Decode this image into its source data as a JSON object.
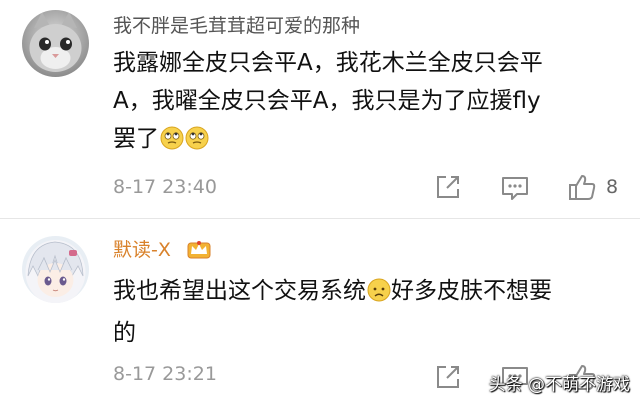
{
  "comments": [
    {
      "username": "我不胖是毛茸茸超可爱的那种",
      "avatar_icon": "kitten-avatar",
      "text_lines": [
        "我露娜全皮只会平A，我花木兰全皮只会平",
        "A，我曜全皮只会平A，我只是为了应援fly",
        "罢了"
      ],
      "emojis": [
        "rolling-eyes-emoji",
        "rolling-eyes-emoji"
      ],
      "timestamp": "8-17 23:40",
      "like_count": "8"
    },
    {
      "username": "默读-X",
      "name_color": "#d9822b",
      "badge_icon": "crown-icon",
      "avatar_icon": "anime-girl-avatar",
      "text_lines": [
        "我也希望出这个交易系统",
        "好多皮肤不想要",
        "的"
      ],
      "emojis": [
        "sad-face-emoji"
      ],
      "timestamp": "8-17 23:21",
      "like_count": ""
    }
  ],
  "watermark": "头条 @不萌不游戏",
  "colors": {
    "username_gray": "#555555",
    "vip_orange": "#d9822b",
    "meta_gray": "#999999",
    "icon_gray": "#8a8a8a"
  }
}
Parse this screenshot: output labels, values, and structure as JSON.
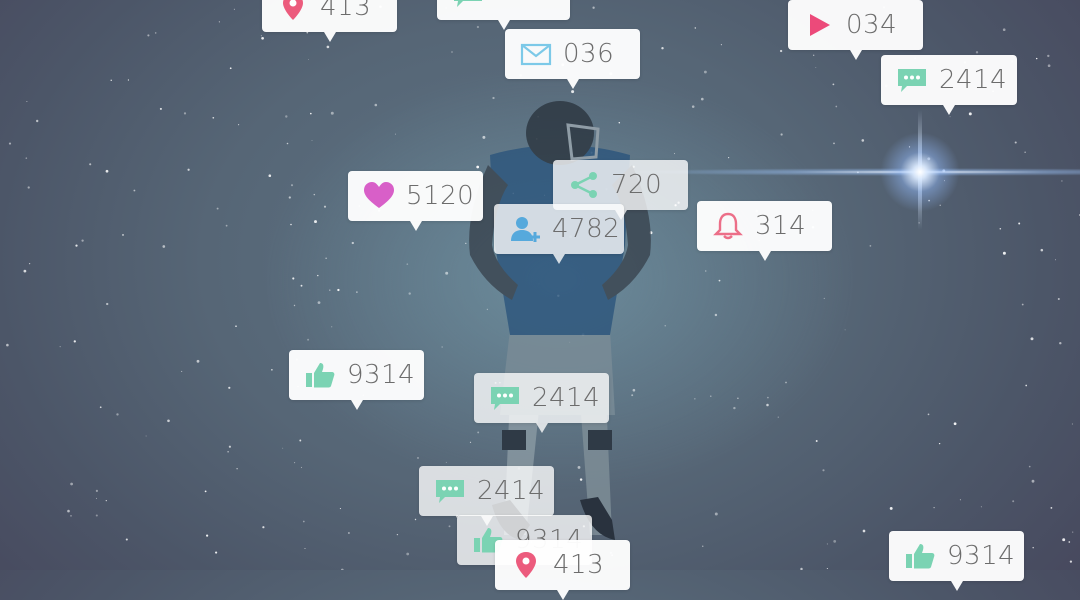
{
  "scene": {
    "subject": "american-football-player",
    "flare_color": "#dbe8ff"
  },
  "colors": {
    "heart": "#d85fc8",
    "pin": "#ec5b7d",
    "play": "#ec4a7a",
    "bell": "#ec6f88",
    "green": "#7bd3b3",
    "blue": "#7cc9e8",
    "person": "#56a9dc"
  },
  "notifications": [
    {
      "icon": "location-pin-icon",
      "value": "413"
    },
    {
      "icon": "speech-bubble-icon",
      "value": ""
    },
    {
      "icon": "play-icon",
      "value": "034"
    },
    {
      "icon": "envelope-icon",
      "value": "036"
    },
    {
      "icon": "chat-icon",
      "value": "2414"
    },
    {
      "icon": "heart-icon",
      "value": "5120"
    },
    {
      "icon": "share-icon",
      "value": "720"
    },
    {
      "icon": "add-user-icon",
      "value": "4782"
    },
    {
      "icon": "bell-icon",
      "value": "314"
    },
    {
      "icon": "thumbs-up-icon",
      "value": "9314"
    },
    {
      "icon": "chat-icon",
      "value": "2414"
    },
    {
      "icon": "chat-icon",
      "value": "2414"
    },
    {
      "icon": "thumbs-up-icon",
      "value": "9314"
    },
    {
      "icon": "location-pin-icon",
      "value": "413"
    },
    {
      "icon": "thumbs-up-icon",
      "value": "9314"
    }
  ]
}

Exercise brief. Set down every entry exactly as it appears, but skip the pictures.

Output.
Decode this image into its source data as a JSON object.
{
  "comments": [
    {
      "username": "我不胖是毛茸茸超可爱的那种",
      "avatar_icon": "kitten-avatar",
      "text_lines": [
        "我露娜全皮只会平A，我花木兰全皮只会平",
        "A，我曜全皮只会平A，我只是为了应援fly",
        "罢了"
      ],
      "emojis": [
        "rolling-eyes-emoji",
        "rolling-eyes-emoji"
      ],
      "timestamp": "8-17 23:40",
      "like_count": "8"
    },
    {
      "username": "默读-X",
      "name_color": "#d9822b",
      "badge_icon": "crown-icon",
      "avatar_icon": "anime-girl-avatar",
      "text_lines": [
        "我也希望出这个交易系统",
        "好多皮肤不想要",
        "的"
      ],
      "emojis": [
        "sad-face-emoji"
      ],
      "timestamp": "8-17 23:21",
      "like_count": ""
    }
  ],
  "watermark": "头条 @不萌不游戏",
  "colors": {
    "username_gray": "#555555",
    "vip_orange": "#d9822b",
    "meta_gray": "#999999",
    "icon_gray": "#8a8a8a"
  }
}
Parse this screenshot: output labels, values, and structure as JSON.
{
  "scene": {
    "subject": "american-football-player",
    "flare_color": "#dbe8ff"
  },
  "colors": {
    "heart": "#d85fc8",
    "pin": "#ec5b7d",
    "play": "#ec4a7a",
    "bell": "#ec6f88",
    "green": "#7bd3b3",
    "blue": "#7cc9e8",
    "person": "#56a9dc"
  },
  "notifications": [
    {
      "icon": "location-pin-icon",
      "value": "413"
    },
    {
      "icon": "speech-bubble-icon",
      "value": ""
    },
    {
      "icon": "play-icon",
      "value": "034"
    },
    {
      "icon": "envelope-icon",
      "value": "036"
    },
    {
      "icon": "chat-icon",
      "value": "2414"
    },
    {
      "icon": "heart-icon",
      "value": "5120"
    },
    {
      "icon": "share-icon",
      "value": "720"
    },
    {
      "icon": "add-user-icon",
      "value": "4782"
    },
    {
      "icon": "bell-icon",
      "value": "314"
    },
    {
      "icon": "thumbs-up-icon",
      "value": "9314"
    },
    {
      "icon": "chat-icon",
      "value": "2414"
    },
    {
      "icon": "chat-icon",
      "value": "2414"
    },
    {
      "icon": "thumbs-up-icon",
      "value": "9314"
    },
    {
      "icon": "location-pin-icon",
      "value": "413"
    },
    {
      "icon": "thumbs-up-icon",
      "value": "9314"
    }
  ]
}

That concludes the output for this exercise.